> _Supplied data_:
####

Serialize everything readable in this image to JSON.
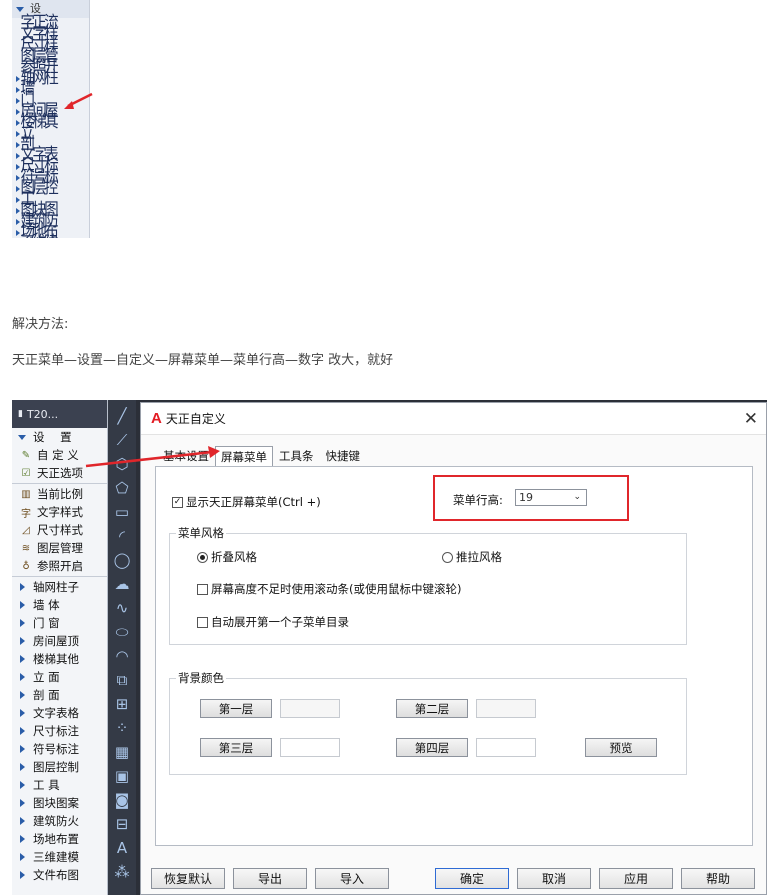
{
  "garbled_panel": {
    "header": "设",
    "lines": [
      "字正流",
      "文字样",
      "尺寸样",
      "图层管",
      "参照开",
      "轴网柱",
      "墙",
      "门",
      "房间屋",
      "楼梯其",
      "立",
      "剖",
      "文字表",
      "尺寸标",
      "符号标",
      "图层控",
      "工",
      "图块图",
      "建筑防",
      "场地布",
      "三维建",
      "文件布"
    ]
  },
  "instructions": {
    "solution_label": "解决方法:",
    "steps": "天正菜单—设置—自定义—屏幕菜单—菜单行高—数字    改大，就好"
  },
  "left_panel": {
    "title": "T20...",
    "header_item": "设 置",
    "subitems": [
      {
        "label": "自 定 义",
        "icon": "customize-icon"
      },
      {
        "label": "天正选项",
        "icon": "options-icon"
      }
    ],
    "tools": [
      {
        "label": "当前比例",
        "icon": "scale-icon"
      },
      {
        "label": "文字样式",
        "icon": "text-style-icon"
      },
      {
        "label": "尺寸样式",
        "icon": "dim-style-icon"
      },
      {
        "label": "图层管理",
        "icon": "layer-icon"
      },
      {
        "label": "参照开启",
        "icon": "bulb-icon"
      }
    ],
    "menus": [
      "轴网柱子",
      "墙 体",
      "门 窗",
      "房间屋顶",
      "楼梯其他",
      "立 面",
      "剖 面",
      "文字表格",
      "尺寸标注",
      "符号标注",
      "图层控制",
      "工 具",
      "图块图案",
      "建筑防火",
      "场地布置",
      "三维建模",
      "文件布图"
    ]
  },
  "dialog": {
    "title": "天正自定义",
    "logo": "A",
    "tabs": [
      "基本设置",
      "屏幕菜单",
      "工具条",
      "快捷键"
    ],
    "active_tab": 1,
    "show_screen_menu": "显示天正屏幕菜单(Ctrl +)",
    "row_height_label": "菜单行高:",
    "row_height_value": "19",
    "menu_style_group": "菜单风格",
    "style_fold": "折叠风格",
    "style_push": "推拉风格",
    "scrollbar_option": "屏幕高度不足时使用滚动条(或使用鼠标中键滚轮)",
    "auto_expand_option": "自动展开第一个子菜单目录",
    "bg_color_group": "背景颜色",
    "layer_buttons": [
      "第一层",
      "第二层",
      "第三层",
      "第四层"
    ],
    "preview": "预览",
    "footer": [
      "恢复默认",
      "导出",
      "导入",
      "确定",
      "取消",
      "应用",
      "帮助"
    ]
  },
  "colors": {
    "highlight": "#e0262b",
    "brand": "#e31b23",
    "toolbar": "#343a46"
  }
}
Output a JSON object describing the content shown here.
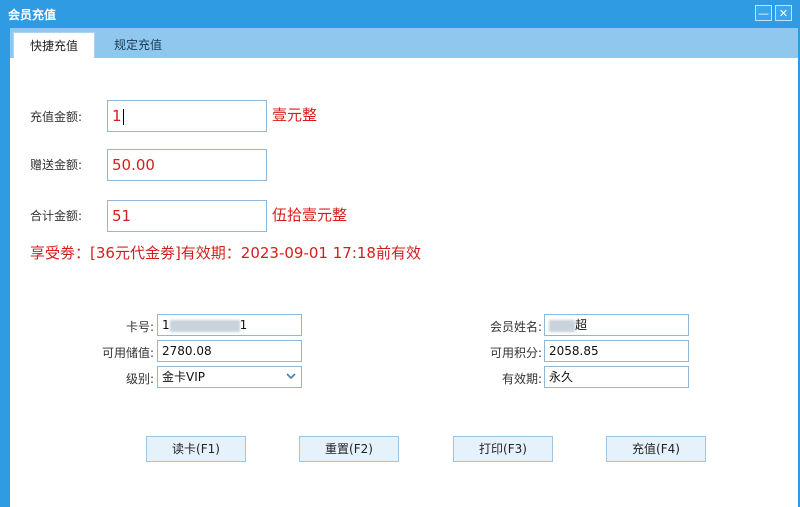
{
  "window": {
    "title": "会员充值",
    "minimize_symbol": "—",
    "close_symbol": "✕"
  },
  "tabs": [
    {
      "label": "快捷充值",
      "active": true
    },
    {
      "label": "规定充值",
      "active": false
    }
  ],
  "quick": {
    "recharge_label": "充值金额:",
    "recharge_value": "1",
    "recharge_words": "壹元整",
    "gift_label": "赠送金额:",
    "gift_value": "50.00",
    "total_label": "合计金额:",
    "total_value": "51",
    "total_words": "伍拾壹元整",
    "coupon_text": "享受劵：[36元代金劵]有效期：2023-09-01 17:18前有效"
  },
  "member": {
    "card_no_label": "卡号:",
    "card_no_prefix": "1",
    "card_no_suffix": "1",
    "balance_label": "可用储值:",
    "balance_value": "2780.08",
    "level_label": "级别:",
    "level_value": "金卡VIP",
    "name_label": "会员姓名:",
    "name_suffix": "超",
    "points_label": "可用积分:",
    "points_value": "2058.85",
    "expiry_label": "有效期:",
    "expiry_value": "永久"
  },
  "buttons": {
    "read_card": "读卡(F1)",
    "reset": "重置(F2)",
    "print": "打印(F3)",
    "recharge": "充值(F4)"
  },
  "colors": {
    "accent": "#2f9be3",
    "amount_red": "#d61d1d"
  }
}
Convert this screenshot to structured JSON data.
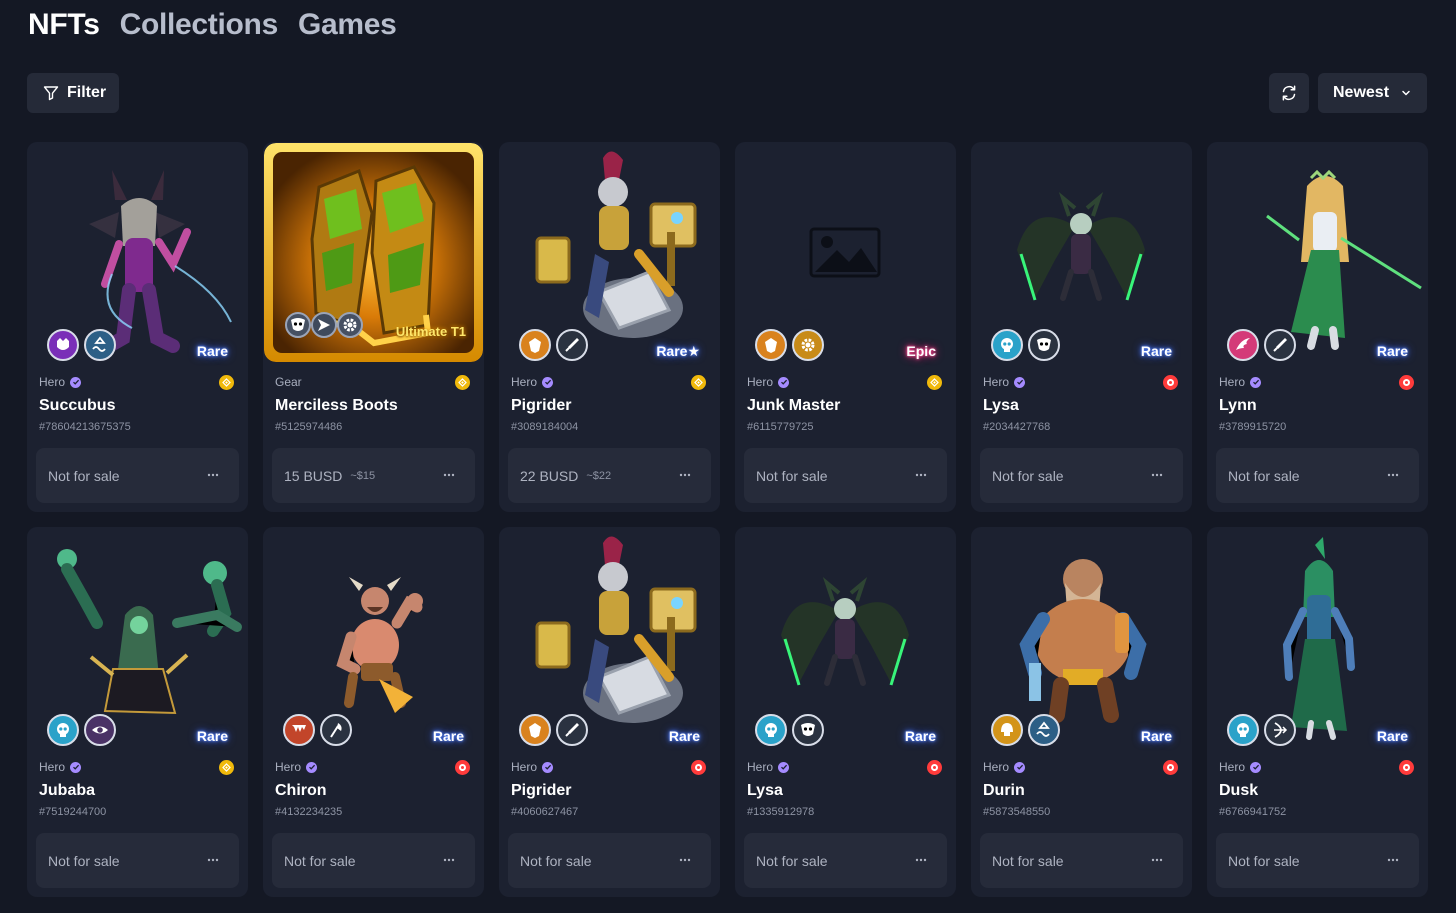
{
  "tabs": [
    {
      "label": "NFTs",
      "active": true
    },
    {
      "label": "Collections",
      "active": false
    },
    {
      "label": "Games",
      "active": false
    }
  ],
  "toolbar": {
    "filter_label": "Filter",
    "refresh_icon": "refresh-icon",
    "sort_label": "Newest"
  },
  "colors": {
    "background": "#141824",
    "card": "#1c2130",
    "rare_glow": "#3d65ff",
    "epic_glow": "#ff2470",
    "bnb": "#f0b90b",
    "alt_chain": "#ff3b3b",
    "verified": "#a58bff"
  },
  "cards": [
    {
      "type": "Hero",
      "name": "Succubus",
      "id": "#78604213675375",
      "rarity": "Rare",
      "price": "Not for sale",
      "usd": "",
      "chain": "bnb",
      "art": "succubus-hero",
      "skills": [
        [
          "#7a2fb8",
          "demon-mask-icon"
        ],
        [
          "#2c5f86",
          "wave-icon"
        ]
      ]
    },
    {
      "type": "Gear",
      "name": "Merciless Boots",
      "id": "#5125974486",
      "rarity": "Ultimate T1",
      "price": "15 BUSD",
      "usd": "~$15",
      "chain": "bnb",
      "art": "boots-gear",
      "skills": [
        [
          "#465062",
          "mask-icon"
        ],
        [
          "#3f4a5c",
          "arrow-icon"
        ],
        [
          "#465062",
          "gear-icon"
        ]
      ]
    },
    {
      "type": "Hero",
      "name": "Pigrider",
      "id": "#3089184004",
      "rarity": "Rare★",
      "price": "22 BUSD",
      "usd": "~$22",
      "chain": "bnb",
      "art": "pigrider-hero",
      "skills": [
        [
          "#d9821e",
          "crest-icon"
        ],
        [
          "#2a3240",
          "sword-icon"
        ]
      ]
    },
    {
      "type": "Hero",
      "name": "Junk Master",
      "id": "#6115779725",
      "rarity": "Epic",
      "price": "Not for sale",
      "usd": "",
      "chain": "bnb",
      "art": "image-placeholder",
      "skills": [
        [
          "#d9821e",
          "crest-icon"
        ],
        [
          "#c88b18",
          "gear-icon"
        ]
      ]
    },
    {
      "type": "Hero",
      "name": "Lysa",
      "id": "#2034427768",
      "rarity": "Rare",
      "price": "Not for sale",
      "usd": "",
      "chain": "red",
      "art": "lysa-hero",
      "skills": [
        [
          "#2aa2c9",
          "skull-icon"
        ],
        [
          "#2a3240",
          "mask-icon"
        ]
      ]
    },
    {
      "type": "Hero",
      "name": "Lynn",
      "id": "#3789915720",
      "rarity": "Rare",
      "price": "Not for sale",
      "usd": "",
      "chain": "red",
      "art": "lynn-hero",
      "skills": [
        [
          "#d43a78",
          "wing-icon"
        ],
        [
          "#2a3240",
          "sword-icon"
        ]
      ]
    },
    {
      "type": "Hero",
      "name": "Jubaba",
      "id": "#7519244700",
      "rarity": "Rare",
      "price": "Not for sale",
      "usd": "",
      "chain": "bnb",
      "art": "jubaba-hero",
      "skills": [
        [
          "#2aa2c9",
          "skull-icon"
        ],
        [
          "#4a3266",
          "eye-icon"
        ]
      ]
    },
    {
      "type": "Hero",
      "name": "Chiron",
      "id": "#4132234235",
      "rarity": "Rare",
      "price": "Not for sale",
      "usd": "",
      "chain": "red",
      "art": "chiron-hero",
      "skills": [
        [
          "#c2452a",
          "fang-icon"
        ],
        [
          "#2a3240",
          "axe-icon"
        ]
      ]
    },
    {
      "type": "Hero",
      "name": "Pigrider",
      "id": "#4060627467",
      "rarity": "Rare",
      "price": "Not for sale",
      "usd": "",
      "chain": "red",
      "art": "pigrider-hero",
      "skills": [
        [
          "#d9821e",
          "crest-icon"
        ],
        [
          "#2a3240",
          "sword-icon"
        ]
      ]
    },
    {
      "type": "Hero",
      "name": "Lysa",
      "id": "#1335912978",
      "rarity": "Rare",
      "price": "Not for sale",
      "usd": "",
      "chain": "red",
      "art": "lysa-hero",
      "skills": [
        [
          "#2aa2c9",
          "skull-icon"
        ],
        [
          "#2a3240",
          "mask-icon"
        ]
      ]
    },
    {
      "type": "Hero",
      "name": "Durin",
      "id": "#5873548550",
      "rarity": "Rare",
      "price": "Not for sale",
      "usd": "",
      "chain": "red",
      "art": "durin-hero",
      "skills": [
        [
          "#d39419",
          "helmet-icon"
        ],
        [
          "#2c5f86",
          "wave-icon"
        ]
      ]
    },
    {
      "type": "Hero",
      "name": "Dusk",
      "id": "#6766941752",
      "rarity": "Rare",
      "price": "Not for sale",
      "usd": "",
      "chain": "red",
      "art": "dusk-hero",
      "skills": [
        [
          "#2aa2c9",
          "skull-icon"
        ],
        [
          "#2a3240",
          "bow-icon"
        ]
      ]
    }
  ]
}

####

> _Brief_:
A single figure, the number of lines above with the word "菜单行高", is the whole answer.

> _Response to the task_:
2